‘Back to normal’: Bethel Park Farmers’ Market returns on Tuesdays

Now it’s more like what everyone wants to see.

After something of a first-week mulligan thanks to Mother Nature, the Bethel Park Recreational Farmers’ Market had a proper opening in the sunny conditions that organizers hope to see in abundance on a Tuesday afternoon this season.

“We are back to normal here at the market,” Lindsey Sibert said between greetings from visitors. “We have a ton of returning vendors and a lot of new vendors. And so far so good. Everyone is really excited and really happy to see us again. We have had a lot of positive feedback from customers. »

Sibert is this year’s market coordinator, overseeing an event that has operated the past two summers through a variety of covid-related limitations. The sky, too, seemed to dump an inordinate amount of precipitation as market day rolled around, leading to at least total cancellation, even if the market is usually rain or shine.

“We’re hoping to bring it back to the full experience, where people can sit down, have a place to eat, listen to music, things like that,” Sibert said. “We sent out a weekly newsletter to let everyone know who will be here and what kind of food they can expect.”

Those with certain dietary preferences or requirements can expect plant-based and gluten-free offerings from some of the vendors.

“We get a lot of customer feedback, and we’ve had questions,” said Cathy Muscato. “And I’ve had salespeople approach me. So it was a perfect scenario. We didn’t really have to beat the bushes for them.

Muscato retired from her position as assistant director of recreation at Bethel Park just days before the market opened on May 3. But she continues to support what she helped build as one of the top seasonal destinations for people looking to support local entrepreneurs, including, of course, farmers.

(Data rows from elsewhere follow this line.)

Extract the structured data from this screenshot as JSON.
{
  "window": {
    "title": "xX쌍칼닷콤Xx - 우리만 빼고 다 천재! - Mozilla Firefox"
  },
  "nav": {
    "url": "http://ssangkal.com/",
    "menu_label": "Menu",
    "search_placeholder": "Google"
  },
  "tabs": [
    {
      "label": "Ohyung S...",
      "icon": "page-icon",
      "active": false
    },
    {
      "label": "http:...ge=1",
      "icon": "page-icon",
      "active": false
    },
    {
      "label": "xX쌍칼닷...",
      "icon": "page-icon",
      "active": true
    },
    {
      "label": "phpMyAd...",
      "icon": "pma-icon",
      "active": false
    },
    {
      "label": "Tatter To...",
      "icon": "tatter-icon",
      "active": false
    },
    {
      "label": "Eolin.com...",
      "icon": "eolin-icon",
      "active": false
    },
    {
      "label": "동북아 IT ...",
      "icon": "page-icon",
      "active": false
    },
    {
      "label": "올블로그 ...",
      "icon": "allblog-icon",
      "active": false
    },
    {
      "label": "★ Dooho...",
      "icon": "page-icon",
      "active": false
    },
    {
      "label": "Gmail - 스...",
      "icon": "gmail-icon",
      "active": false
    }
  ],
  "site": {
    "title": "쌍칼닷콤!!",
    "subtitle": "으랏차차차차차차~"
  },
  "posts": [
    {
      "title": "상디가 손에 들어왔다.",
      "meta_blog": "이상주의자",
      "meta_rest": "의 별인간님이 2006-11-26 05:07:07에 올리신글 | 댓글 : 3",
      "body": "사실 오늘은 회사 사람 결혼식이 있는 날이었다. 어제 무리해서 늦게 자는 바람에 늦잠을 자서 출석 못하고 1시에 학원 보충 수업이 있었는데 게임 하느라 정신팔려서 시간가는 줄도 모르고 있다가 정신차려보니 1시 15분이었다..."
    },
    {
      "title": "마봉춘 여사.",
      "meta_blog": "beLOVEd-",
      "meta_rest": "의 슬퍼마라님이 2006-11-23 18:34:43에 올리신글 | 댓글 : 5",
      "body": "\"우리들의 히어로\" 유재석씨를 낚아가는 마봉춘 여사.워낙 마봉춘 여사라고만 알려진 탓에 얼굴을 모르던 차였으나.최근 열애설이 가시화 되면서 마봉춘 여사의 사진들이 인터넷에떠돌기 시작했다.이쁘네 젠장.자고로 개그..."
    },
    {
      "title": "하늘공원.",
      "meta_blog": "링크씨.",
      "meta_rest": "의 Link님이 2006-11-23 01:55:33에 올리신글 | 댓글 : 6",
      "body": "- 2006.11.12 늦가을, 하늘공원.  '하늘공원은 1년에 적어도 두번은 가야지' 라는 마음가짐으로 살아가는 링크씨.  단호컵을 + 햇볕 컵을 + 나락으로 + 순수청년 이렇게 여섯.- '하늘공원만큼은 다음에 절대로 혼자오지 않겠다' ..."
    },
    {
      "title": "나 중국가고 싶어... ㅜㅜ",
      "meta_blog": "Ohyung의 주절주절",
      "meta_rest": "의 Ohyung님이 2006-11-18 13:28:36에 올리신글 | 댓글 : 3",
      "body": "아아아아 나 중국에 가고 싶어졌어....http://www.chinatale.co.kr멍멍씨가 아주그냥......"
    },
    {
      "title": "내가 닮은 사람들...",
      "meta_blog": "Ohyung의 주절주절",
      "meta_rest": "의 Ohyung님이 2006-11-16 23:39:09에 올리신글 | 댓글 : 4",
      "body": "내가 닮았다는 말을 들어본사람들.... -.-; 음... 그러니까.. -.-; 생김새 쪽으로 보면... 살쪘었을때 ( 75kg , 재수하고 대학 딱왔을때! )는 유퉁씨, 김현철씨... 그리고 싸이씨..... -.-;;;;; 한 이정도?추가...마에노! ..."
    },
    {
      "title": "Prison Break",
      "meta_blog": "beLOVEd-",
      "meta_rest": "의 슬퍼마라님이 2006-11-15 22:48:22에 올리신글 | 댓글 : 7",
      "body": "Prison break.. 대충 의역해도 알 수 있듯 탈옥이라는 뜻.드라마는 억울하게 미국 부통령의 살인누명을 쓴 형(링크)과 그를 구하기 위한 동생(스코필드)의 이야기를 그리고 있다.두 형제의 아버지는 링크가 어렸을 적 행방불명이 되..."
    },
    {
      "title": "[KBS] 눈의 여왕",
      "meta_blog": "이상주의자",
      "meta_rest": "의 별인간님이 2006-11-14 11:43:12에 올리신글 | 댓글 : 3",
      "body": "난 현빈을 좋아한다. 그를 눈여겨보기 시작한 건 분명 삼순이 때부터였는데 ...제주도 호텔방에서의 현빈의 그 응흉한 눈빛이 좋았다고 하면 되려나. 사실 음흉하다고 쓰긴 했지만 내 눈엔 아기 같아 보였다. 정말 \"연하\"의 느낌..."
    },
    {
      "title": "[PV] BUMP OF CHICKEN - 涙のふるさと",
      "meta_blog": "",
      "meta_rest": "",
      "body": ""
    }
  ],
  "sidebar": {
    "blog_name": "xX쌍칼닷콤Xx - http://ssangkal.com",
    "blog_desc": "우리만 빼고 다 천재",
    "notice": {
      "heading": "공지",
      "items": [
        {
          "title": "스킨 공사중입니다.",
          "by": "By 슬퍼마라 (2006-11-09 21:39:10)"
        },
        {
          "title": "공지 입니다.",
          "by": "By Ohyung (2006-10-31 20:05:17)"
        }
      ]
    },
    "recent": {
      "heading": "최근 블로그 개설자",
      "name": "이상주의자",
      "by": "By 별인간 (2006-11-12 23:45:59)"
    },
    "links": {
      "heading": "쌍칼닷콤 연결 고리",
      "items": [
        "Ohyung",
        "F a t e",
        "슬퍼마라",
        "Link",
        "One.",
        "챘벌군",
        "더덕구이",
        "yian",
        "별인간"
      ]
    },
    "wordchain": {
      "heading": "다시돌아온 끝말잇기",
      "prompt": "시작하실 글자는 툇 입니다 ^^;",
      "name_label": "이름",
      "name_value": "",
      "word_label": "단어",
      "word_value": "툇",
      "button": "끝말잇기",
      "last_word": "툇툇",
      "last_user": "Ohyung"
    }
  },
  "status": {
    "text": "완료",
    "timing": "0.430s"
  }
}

“It’s nice to be able to talk to people about what you’re buying, and they can really guide you to things that you might not have tried otherwise,” she said, and she knows it by experience. “A few years ago I started buying vegetables that I don’t normally buy, and they taught me to use kohlrabi or radishes.”

Held Tuesday through September 4-7 at the Corrigan parking lot and 100 Acres drives in South Park, the Bethel Park Market has approximately 50 vendors appearing weekly, biweekly, or once a month. Other attractions include musical performances and periodic crafts for children.

During the 2022 season, Boy Scout Troop 510’s Owen Chaffin will be in the market working on his Eagle service project, collecting items and money on behalf of the Pittsburgh Prison Book Project, which provides reading materials and funds for the release of incarcerated persons throughout Pennsylvania. .

For more information on the Bethel Park Recreation Farmers’ Market, visit www.bethelparkfarmersmarket.com.

Harry Funk is a news editor for Tribune-Review. You can contact Harry at [email protected]

James V. Payne